The Tucker is also a certified member of that exclusive club. The one-year wonder is instantly recognizable and rare, and it comes with a great story (and movie) to boot. Let’s just say that posting a photo of a Tucker 48 is like fishing in a barrel … with a net.
Jump start your week by checking out the five most-liked posts on HagertyClassicCars:
1948 Tucker 48 (1,593 likes) — The Tucker 48’s engine was mounted in the rear, giving the car a wholly unique fastback appearance. Penned by Alex S. Tremulis of Auburn/Cord/Duesenberg fame, the car also had a distinct, swiveling center-mounted headlight that ensured no one would mistake the Tucker for anything else on the road. Other advanced features included four-wheel disc brakes, all-independent suspension, a pop-out windshield, and padded dashboard. Photograph by @trahanphoto.
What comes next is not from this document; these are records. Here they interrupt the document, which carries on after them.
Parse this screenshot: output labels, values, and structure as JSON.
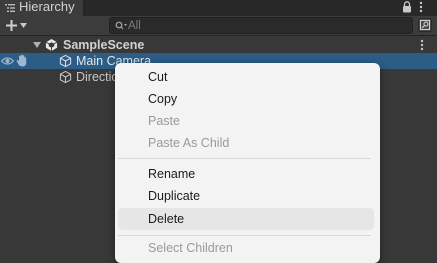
{
  "window": {
    "tab_title": "Hierarchy",
    "tab_icon": "hierarchy-list-icon",
    "lock_icon": "lock-icon",
    "menu_icon": "vertical-dots-icon"
  },
  "toolbar": {
    "add_icon": "plus-icon",
    "dropdown_icon": "caret-down-icon",
    "search_placeholder": "All",
    "search_icon": "search-icon",
    "scene_search_icon": "scene-search-icon"
  },
  "tree": {
    "scene": {
      "label": "SampleScene",
      "expanded": true
    },
    "items": [
      {
        "label": "Main Camera",
        "selected": true
      },
      {
        "label": "Directional Light",
        "selected": false
      }
    ]
  },
  "context_menu": {
    "items": [
      {
        "label": "Cut",
        "enabled": true
      },
      {
        "label": "Copy",
        "enabled": true
      },
      {
        "label": "Paste",
        "enabled": false
      },
      {
        "label": "Paste As Child",
        "enabled": false
      },
      {
        "label": "Rename",
        "enabled": true
      },
      {
        "label": "Duplicate",
        "enabled": true
      },
      {
        "label": "Delete",
        "enabled": true,
        "highlighted": true
      },
      {
        "label": "Select Children",
        "enabled": false
      }
    ]
  },
  "colors": {
    "panel_bg": "#383838",
    "selection": "#2c5d87",
    "menu_bg": "#f3f3f3",
    "menu_hover": "#e6e6e6"
  }
}
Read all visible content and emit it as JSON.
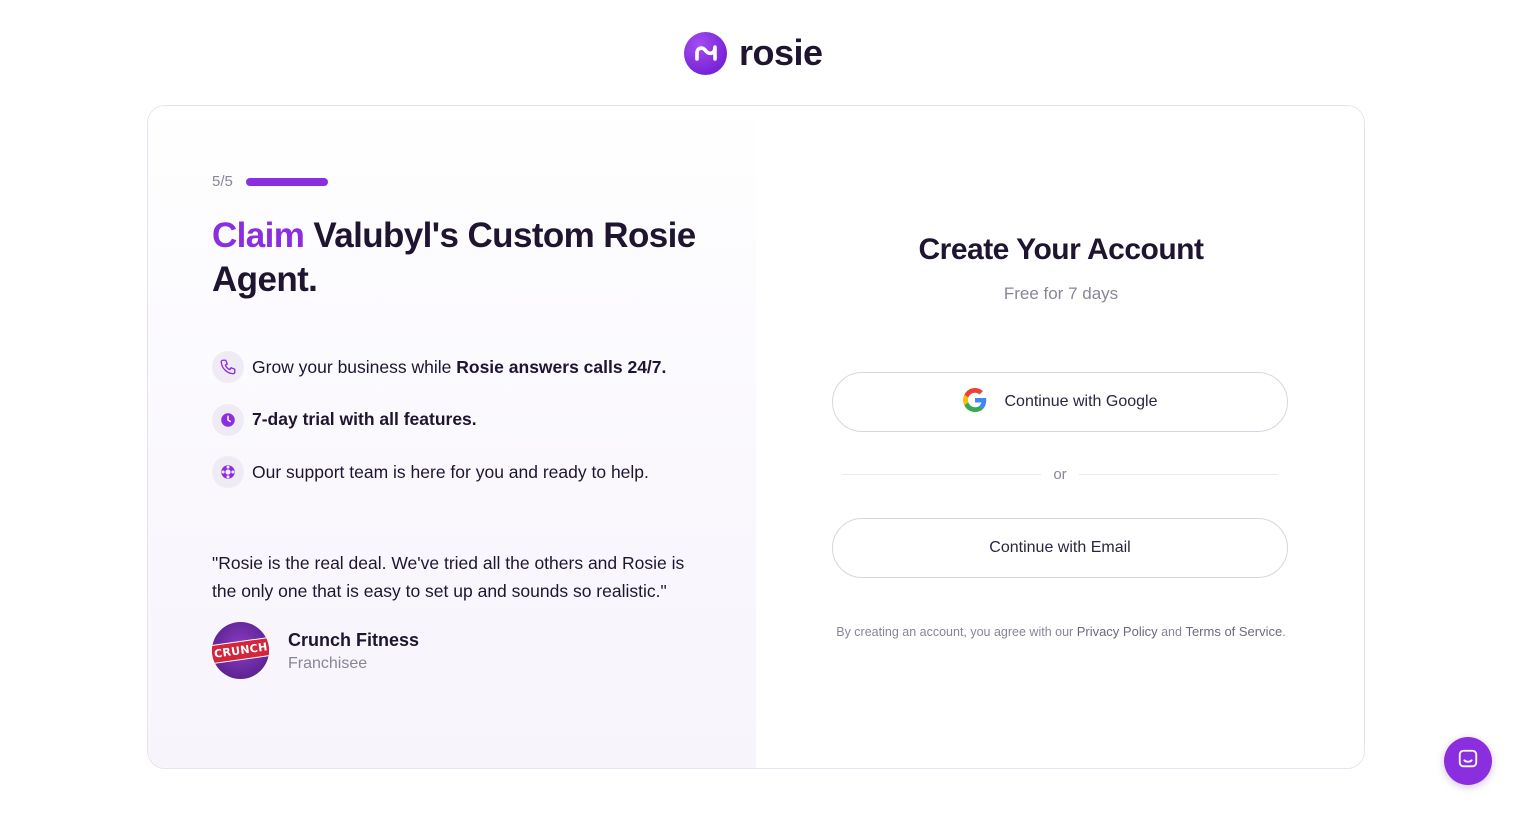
{
  "brand": {
    "name": "rosie",
    "accent_color": "#8b2ee0"
  },
  "left": {
    "progress": {
      "label": "5/5",
      "fraction": 1.0
    },
    "headline": {
      "accent": "Claim",
      "rest": " Valubyl's Custom Rosie Agent."
    },
    "features": [
      {
        "icon": "phone-icon",
        "text": "Grow your business while ",
        "bold": "Rosie answers calls 24/7."
      },
      {
        "icon": "clock-icon",
        "text": "",
        "bold": "7-day trial with all features."
      },
      {
        "icon": "lifebuoy-icon",
        "text": "Our support team is here for you and ready to help.",
        "bold": ""
      }
    ],
    "testimonial": {
      "quote": "\"Rosie is the real deal. We've tried all the others and Rosie is the only one that is easy to set up and sounds so realistic.\"",
      "author_name": "Crunch Fitness",
      "author_role": "Franchisee",
      "avatar_text": "CRUNCH"
    }
  },
  "right": {
    "title": "Create Your Account",
    "subtitle": "Free for 7 days",
    "google_button": "Continue with Google",
    "divider": "or",
    "email_button": "Continue with Email",
    "terms": {
      "prefix": "By creating an account, you agree with our",
      "privacy": "Privacy Policy",
      "and": "and",
      "tos": "Terms of Service",
      "suffix": "."
    }
  },
  "chat": {
    "icon": "chat-icon"
  }
}
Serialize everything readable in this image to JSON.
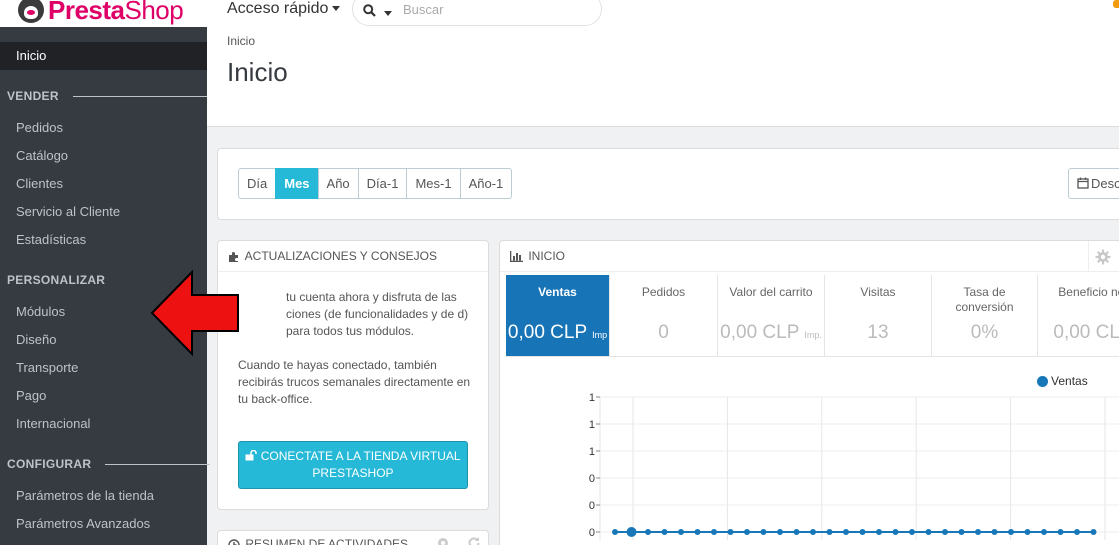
{
  "brand": {
    "name_bold": "Presta",
    "name_light": "Shop"
  },
  "header": {
    "quick_access_label": "Acceso rápido",
    "search_placeholder": "Buscar"
  },
  "sidebar": {
    "active_item": "Inicio",
    "sections": [
      {
        "title": "VENDER",
        "items": [
          "Pedidos",
          "Catálogo",
          "Clientes",
          "Servicio al Cliente",
          "Estadísticas"
        ]
      },
      {
        "title": "PERSONALIZAR",
        "items": [
          "Módulos",
          "Diseño",
          "Transporte",
          "Pago",
          "Internacional"
        ]
      },
      {
        "title": "CONFIGURAR",
        "items": [
          "Parámetros de la tienda",
          "Parámetros Avanzados"
        ]
      }
    ]
  },
  "page": {
    "breadcrumb": "Inicio",
    "title": "Inicio"
  },
  "period": {
    "buttons": [
      "Día",
      "Mes",
      "Año",
      "Día-1",
      "Mes-1",
      "Año-1"
    ],
    "active": "Mes",
    "date_button_label": "Desc"
  },
  "tips_panel": {
    "title": "ACTUALIZACIONES Y CONSEJOS",
    "paragraph_1": "tu cuenta ahora y disfruta de las ciones (de funcionalidades y de d) para todos tus módulos.",
    "paragraph_2": "Cuando te hayas conectado, también recibirás trucos semanales directamente en tu back-office.",
    "button_label_1": "CONECTATE A LA TIENDA VIRTUAL",
    "button_label_2": "PRESTASHOP"
  },
  "dashboard_panel": {
    "title": "INICIO",
    "kpis": [
      {
        "label": "Ventas",
        "value": "0,00 CLP",
        "suffix": "Imp",
        "active": true
      },
      {
        "label": "Pedidos",
        "value": "0",
        "suffix": ""
      },
      {
        "label": "Valor del carrito",
        "value": "0,00 CLP",
        "suffix": "Imp."
      },
      {
        "label": "Visitas",
        "value": "13",
        "suffix": ""
      },
      {
        "label": "Tasa de conversión",
        "value": "0%",
        "suffix": ""
      },
      {
        "label": "Beneficio net",
        "value": "0,00 CLP",
        "suffix": ""
      }
    ],
    "legend": "Ventas"
  },
  "activity_panel": {
    "title": "RESUMEN DE ACTIVIDADES"
  },
  "chart_data": {
    "type": "line",
    "series": [
      {
        "name": "Ventas",
        "values": [
          0,
          0,
          0,
          0,
          0,
          0,
          0,
          0,
          0,
          0,
          0,
          0,
          0,
          0,
          0,
          0,
          0,
          0,
          0,
          0,
          0,
          0,
          0,
          0,
          0,
          0,
          0,
          0,
          0,
          0
        ]
      }
    ],
    "y_tick_labels": [
      "1",
      "1",
      "1",
      "0",
      "0",
      "0"
    ],
    "grid": true
  },
  "colors": {
    "accent": "#25b9d7",
    "sidebar": "#363a41",
    "kpi_active": "#1774b6",
    "series": "#1777b8",
    "brand": "#df0067",
    "arrow": "#ee1111"
  }
}
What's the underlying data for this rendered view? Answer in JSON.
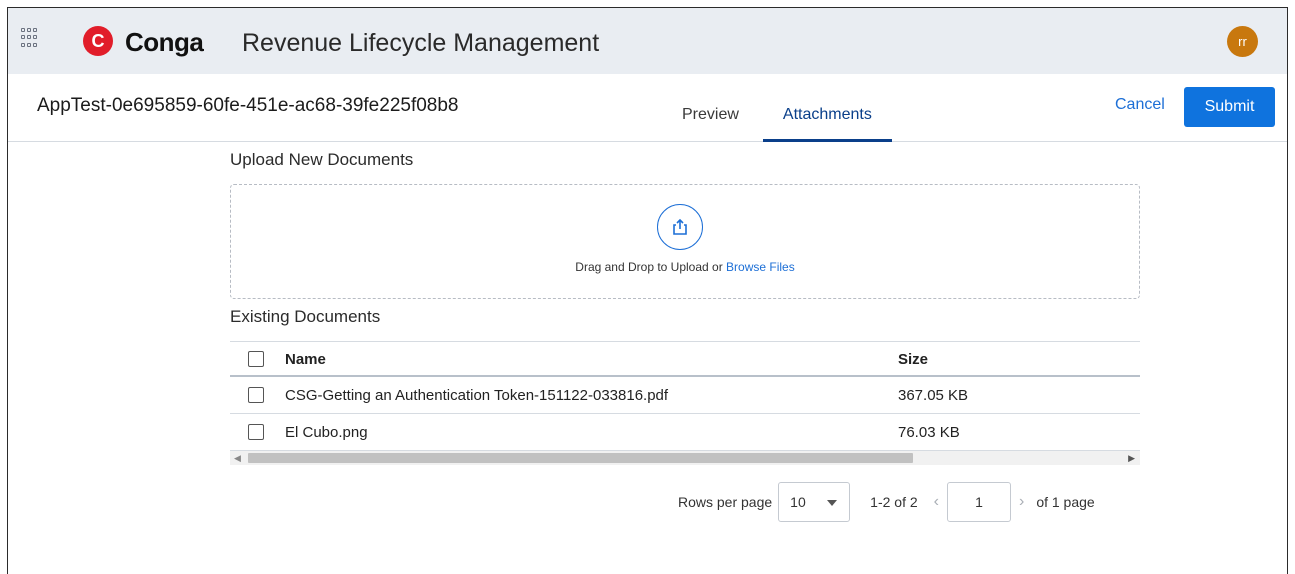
{
  "header": {
    "logo_letter": "C",
    "brand": "Conga",
    "product": "Revenue Lifecycle Management",
    "avatar_initials": "rr"
  },
  "record": {
    "title": "AppTest-0e695859-60fe-451e-ac68-39fe225f08b8"
  },
  "tabs": [
    {
      "label": "Preview",
      "active": false
    },
    {
      "label": "Attachments",
      "active": true
    }
  ],
  "actions": {
    "cancel_label": "Cancel",
    "submit_label": "Submit"
  },
  "upload": {
    "section_title": "Upload New Documents",
    "drop_text": "Drag and Drop to Upload or ",
    "browse_label": "Browse Files"
  },
  "existing": {
    "section_title": "Existing Documents",
    "columns": {
      "name": "Name",
      "size": "Size"
    },
    "rows": [
      {
        "name": "CSG-Getting an Authentication Token-151122-033816.pdf",
        "size": "367.05 KB"
      },
      {
        "name": "El Cubo.png",
        "size": "76.03 KB"
      }
    ]
  },
  "pagination": {
    "rows_per_page_label": "Rows per page",
    "rows_per_page_value": "10",
    "range_text": "1-2 of 2",
    "current_page": "1",
    "of_pages_text": "of 1 page"
  },
  "colors": {
    "accent": "#0f73de",
    "active_tab": "#0a3f8a",
    "logo_red": "#e11d2a",
    "avatar": "#c8780e",
    "header_bg": "#e9edf2"
  }
}
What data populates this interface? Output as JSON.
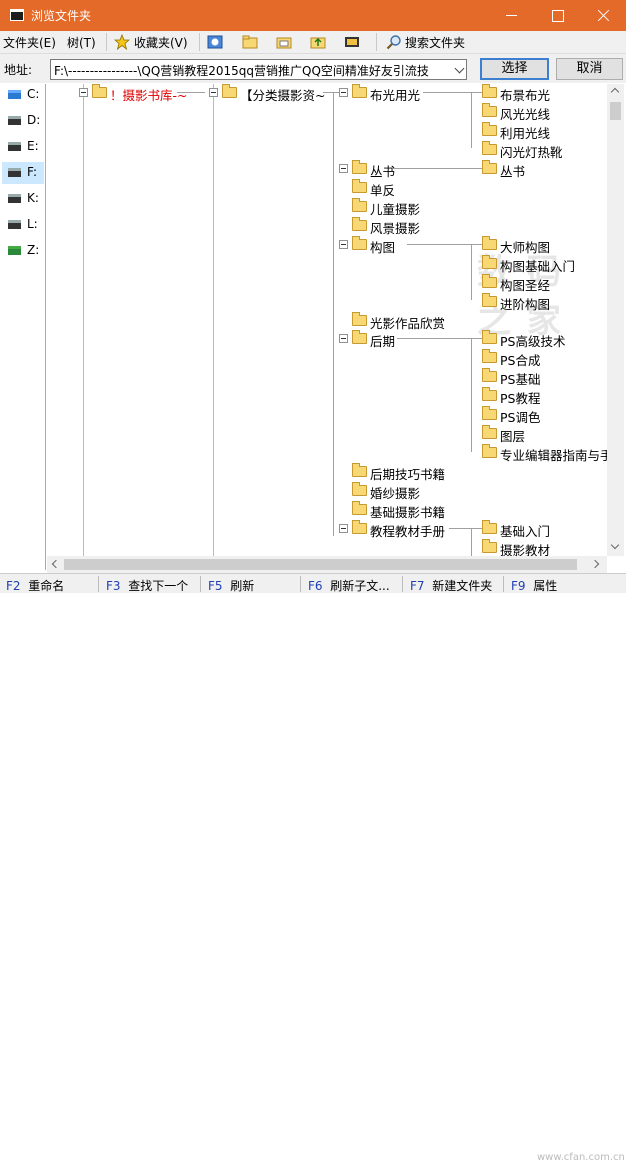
{
  "window": {
    "title": "浏览文件夹"
  },
  "menu": {
    "items": [
      "文件夹(E)",
      "树(T)",
      "收藏夹(V)",
      "搜索文件夹"
    ]
  },
  "address": {
    "label": "地址:",
    "value": "F:\\----------------\\QQ营销教程2015qq营销推广QQ空间精准好友引流技",
    "select_label": "选择",
    "cancel_label": "取消"
  },
  "drives": [
    "C:",
    "D:",
    "E:",
    "F:",
    "K:",
    "L:",
    "Z:"
  ],
  "selected_drive": "F:",
  "tree": {
    "root": "！摄影书库-~",
    "level1": "【分类摄影资~",
    "items": [
      "布光用光",
      "布景布光",
      "风光光线",
      "利用光线",
      "闪光灯热靴",
      "丛书",
      "丛书",
      "单反",
      "儿童摄影",
      "风景摄影",
      "构图",
      "大师构图",
      "构图基础入门",
      "构图圣经",
      "进阶构图",
      "光影作品欣赏",
      "后期",
      "PS高级技术",
      "PS合成",
      "PS基础",
      "PS教程",
      "PS调色",
      "图层",
      "专业编辑器指南与手",
      "后期技巧书籍",
      "婚纱摄影",
      "基础摄影书籍",
      "教程教材手册",
      "基础入门",
      "摄影教材"
    ]
  },
  "watermark": "数 码 之 家",
  "status": {
    "items": [
      {
        "key": "F2",
        "label": "重命名"
      },
      {
        "key": "F3",
        "label": "查找下一个"
      },
      {
        "key": "F5",
        "label": "刷新"
      },
      {
        "key": "F6",
        "label": "刷新子文..."
      },
      {
        "key": "F7",
        "label": "新建文件夹"
      },
      {
        "key": "F9",
        "label": "属性"
      }
    ],
    "corner": "www.cfan.com.cn"
  }
}
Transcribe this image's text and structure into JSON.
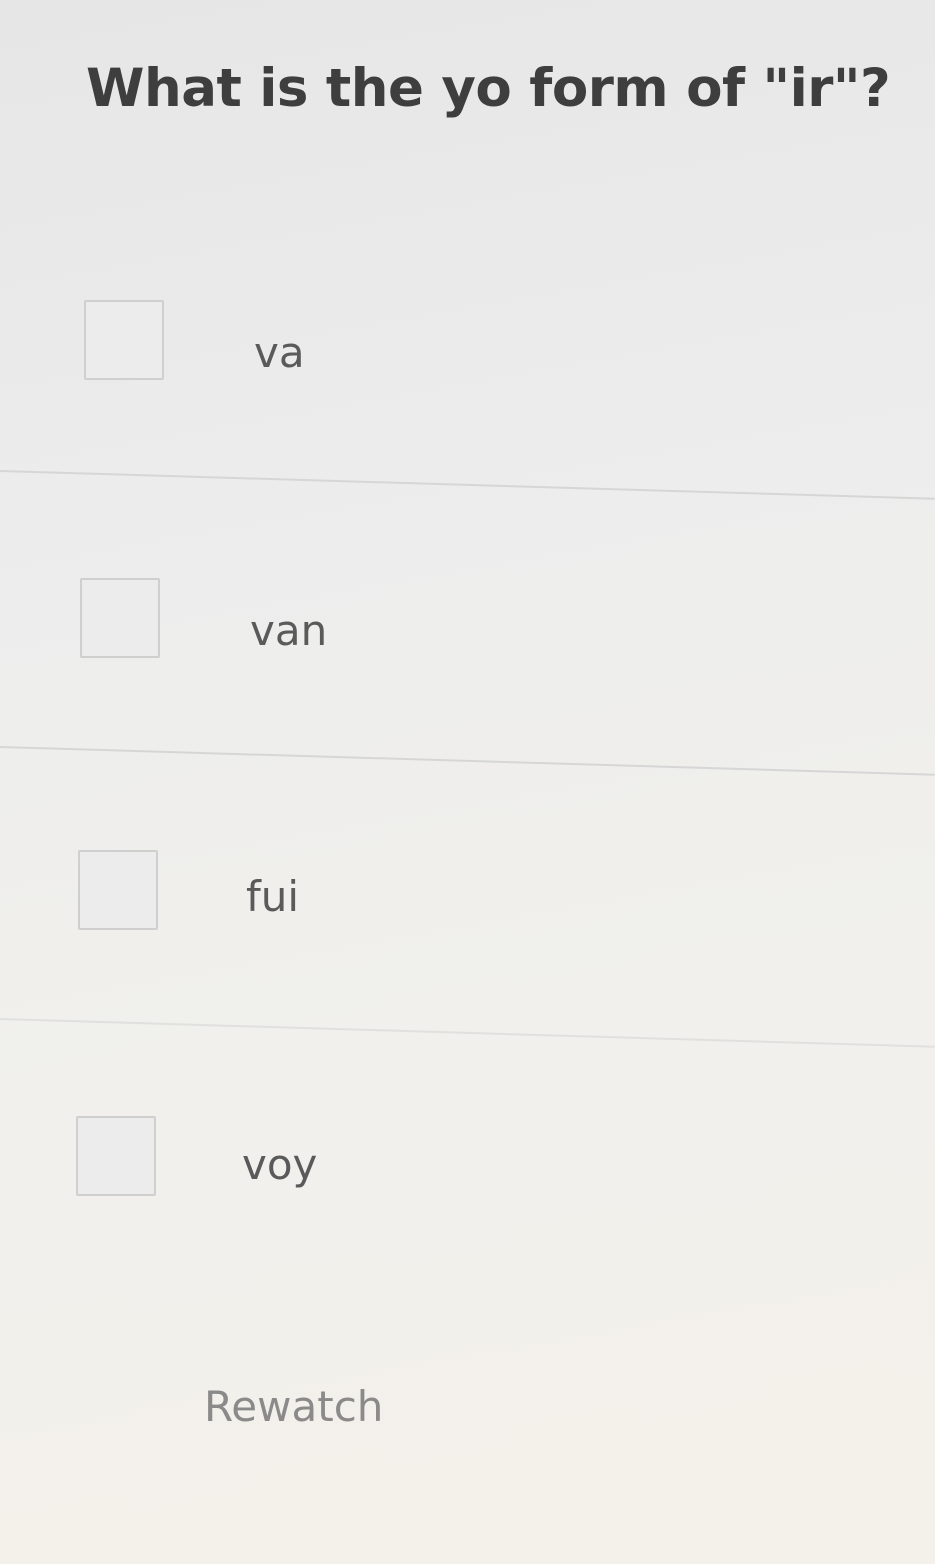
{
  "question": {
    "text": "What is the yo form of \"ir\"?"
  },
  "options": [
    {
      "label": "va",
      "checked": false
    },
    {
      "label": "van",
      "checked": false
    },
    {
      "label": "fui",
      "checked": false
    },
    {
      "label": "voy",
      "checked": false
    }
  ],
  "actions": {
    "rewatch_label": "Rewatch"
  },
  "colors": {
    "question_text": "#3e3e3e",
    "option_text": "#5a5a5a",
    "checkbox_border": "#cfcfcf",
    "divider": "#d6d6d6",
    "rewatch_text": "#8a8a8a"
  }
}
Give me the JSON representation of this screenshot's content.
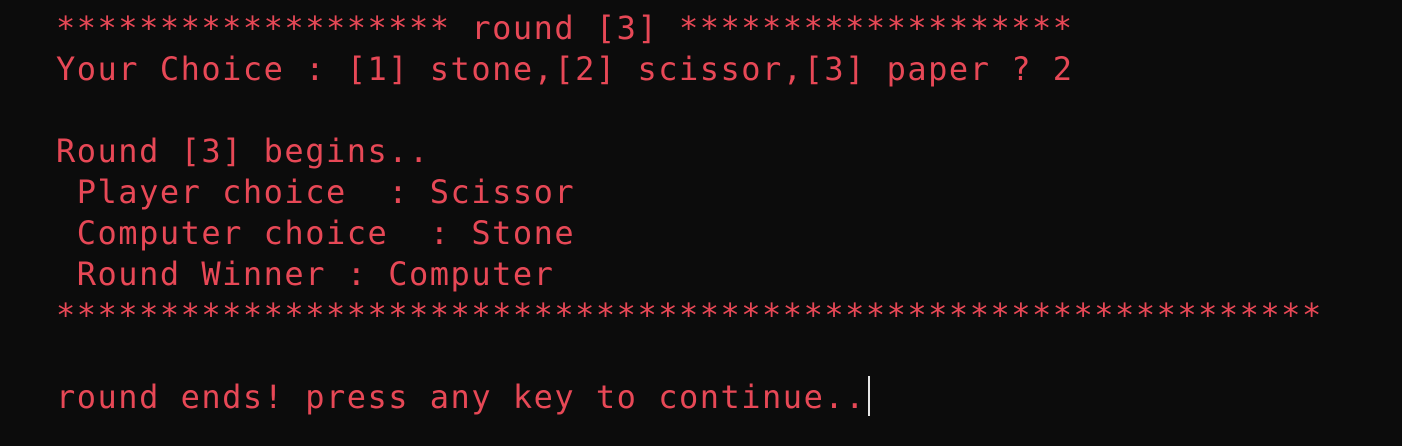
{
  "theme": {
    "background": "#0c0c0c",
    "text_color": "#e74856",
    "cursor_color": "#e6e6e6"
  },
  "terminal": {
    "lines": [
      "******************* round [3] *******************",
      "Your Choice : [1] stone,[2] scissor,[3] paper ? 2",
      "",
      "Round [3] begins..",
      " Player choice  : Scissor",
      " Computer choice  : Stone",
      " Round Winner : Computer",
      "*************************************************************",
      "",
      "round ends! press any key to continue.."
    ]
  }
}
1954 Darrin (1,441 likes) — The 1954 Kaiser Darrin 161 was a competitor to Chevrolet’s new Corvette of 1953. Designed by Howard “Dutch” Darrin, the fiberglass-bodied, two-door convertible rode on the compact chassis of the Henry J. Photograph by @trahanphoto.
1972 Volvo 1800 ES (1,421 likes) — Produced for only two years, the 1972-73 Volvo 1800 ES is the wagon variant of Volvo's popular P1800 two-seat sports car. A notable feature on the ES is its all-glass, frameless tailgate. Sadly, only 8,077 examples of the car were produced before stricter U.S. safety and emissions standards left it behind. Photograph by @roephoto_5.
Hudson Hornet/Chrysler 300 (1,150 likes) — Styling changed considerably in the years separating the Hudson Hornet (right) and Chrysler 300, but they look right at home in neighboring garage stalls. What does your dream garage look like?
1939 Ford (1,050 likes) — Running moonshine in a ’39 Ford. Photo by @evankleinfilms.
Best of the Rest — Speed is relative and, as @ijsap appropriately suggested in his photo of an Austin 7 race car “speeding” away from his camera lens, “Why drive fast when you can drive tastefully?” It’s true, we don’t believe the Austin driver has to worry about losing control and hitting the hay bales on the side of the track. But we can’t control our love for the car or this photo. It’s our favorite Instagram post of the week.